The incident focused the world’s attention on a language that many of us have seen but few of us speak. Sign language, the language used by the deaf community to communicate, is a complex language of hand gestures. For your hands to create meaning, five things matter: the shape of your hand, your hand movement, location, and orientation, and non-manual markers (such as facial expressions and body movement.) Small changes in any of these changes the meaning of the sign. Come learn how sign language works.
How Sign Language Works—
People who are unfamiliar with sign language may think sign language is equivalent to a word-by-word translation of spoken languages only with gestures. This is not the case. Visit HowStuffWorks and discover how sign language works. Sign language uses both gestures that represent objects (man, tree) and an alphabet of signs. Learn more about the ASL alphabet. ASL also does not follow the same grammatical patterns as spoken English. It is also not the only sign language used by Americans. Before you try to string some letters together and strike up a conversation, you might want to learn sign language etiquette.
The lack of a standard sign language system can complicate signing between people from different countries, but it also presents challenges to people who want to sign about science. How, for example, would you sign about photosynthesis, the Higgs Boson, or nuclear reactions? Those are complicated processes with no standard sign. Read how sign language is adapting to include scientific concepts. Watch how sign language used to convey scientific language and the new signs that help make it easier to have scientific conversations.
Learning American Sign Language—
Like all languages, if you are interested in learning ASL, it helps to have interactive examples. To learn ASL, videos that show how to move your hands, face, and torso are essential. SigningSavvy.com shares several helpful resources. To find a word, open the dictionary and search for individual terms, or search by first letter. The box in the upper right corner also shares word lists, for example colors, states, and animals. Click on a word to view a video demonstrating its sign in action.
People interested in learning ASL may want to visit ASL University, an organized collection of online resources for students. Begin with the 100 first signs, finger spelling, and numbers. Try your hand at finger spelling practice sheets. Once you have mastered these, challenge yourself to a finger spelling photo quiz or a video quiz (click ‘new word’ and set your parameters.) If you decide to pursue ASL, check whether you can receive academic credit for ASL classes. Some schools consider it a foreign language.
Sign Language for the Pre-Verbal—

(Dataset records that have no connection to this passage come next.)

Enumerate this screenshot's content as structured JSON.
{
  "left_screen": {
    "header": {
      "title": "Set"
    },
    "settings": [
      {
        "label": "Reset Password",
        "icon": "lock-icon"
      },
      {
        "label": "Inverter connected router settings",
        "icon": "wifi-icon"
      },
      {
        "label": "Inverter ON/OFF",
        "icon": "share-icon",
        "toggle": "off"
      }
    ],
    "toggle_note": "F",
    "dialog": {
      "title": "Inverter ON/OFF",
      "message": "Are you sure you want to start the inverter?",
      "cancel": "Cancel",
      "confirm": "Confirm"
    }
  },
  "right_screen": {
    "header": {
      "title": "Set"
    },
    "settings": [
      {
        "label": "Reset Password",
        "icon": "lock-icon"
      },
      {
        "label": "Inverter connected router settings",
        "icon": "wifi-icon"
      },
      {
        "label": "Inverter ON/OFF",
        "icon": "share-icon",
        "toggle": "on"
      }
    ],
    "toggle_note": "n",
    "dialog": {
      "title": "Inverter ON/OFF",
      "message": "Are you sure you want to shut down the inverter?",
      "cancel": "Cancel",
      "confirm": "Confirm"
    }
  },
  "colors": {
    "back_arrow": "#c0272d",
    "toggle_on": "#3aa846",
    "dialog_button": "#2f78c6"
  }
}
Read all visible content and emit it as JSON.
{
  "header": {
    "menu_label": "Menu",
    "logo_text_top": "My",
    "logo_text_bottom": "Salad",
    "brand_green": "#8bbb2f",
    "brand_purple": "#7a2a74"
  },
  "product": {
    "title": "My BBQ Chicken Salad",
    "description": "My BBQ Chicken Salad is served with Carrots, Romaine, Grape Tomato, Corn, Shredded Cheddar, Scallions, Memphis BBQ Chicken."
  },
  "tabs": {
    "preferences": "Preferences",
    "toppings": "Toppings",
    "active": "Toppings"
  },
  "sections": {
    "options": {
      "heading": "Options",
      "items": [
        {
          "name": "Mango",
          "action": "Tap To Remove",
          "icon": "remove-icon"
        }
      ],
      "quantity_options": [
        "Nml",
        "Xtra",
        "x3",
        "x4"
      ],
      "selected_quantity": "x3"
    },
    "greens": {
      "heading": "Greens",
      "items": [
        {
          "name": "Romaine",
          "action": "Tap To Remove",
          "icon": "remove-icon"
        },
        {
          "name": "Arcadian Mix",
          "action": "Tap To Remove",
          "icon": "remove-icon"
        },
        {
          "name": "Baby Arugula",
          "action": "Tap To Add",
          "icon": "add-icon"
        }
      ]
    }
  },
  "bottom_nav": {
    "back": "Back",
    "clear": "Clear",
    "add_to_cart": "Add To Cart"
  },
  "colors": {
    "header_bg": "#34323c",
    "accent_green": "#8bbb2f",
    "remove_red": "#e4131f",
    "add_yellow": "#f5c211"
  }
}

Imagine life without language. Your thoughts would be trapped inside your mind. You would be unable to communicate with others. If that sounds frustrating then you will probably understand one recent trend involving sign language. Some parents of pre-verbal children—children between 4 months and 2 years—use American Sign Language (ASL) with their children. So-called Baby Sign Language allows infants and toddlers who have not yet amassed a vocabulary to communicate their needs and wants by using ASL. Common Baby Sign Language terms include ‘food,’ ‘water,’ ‘more,’ ‘please,’ ‘hot,’ ‘change,’ and ‘tired.’ Proponents claim Baby Sign Language can be understood by babies as young as four months old and used by babies once they have more finger control—between 6 and 9 months.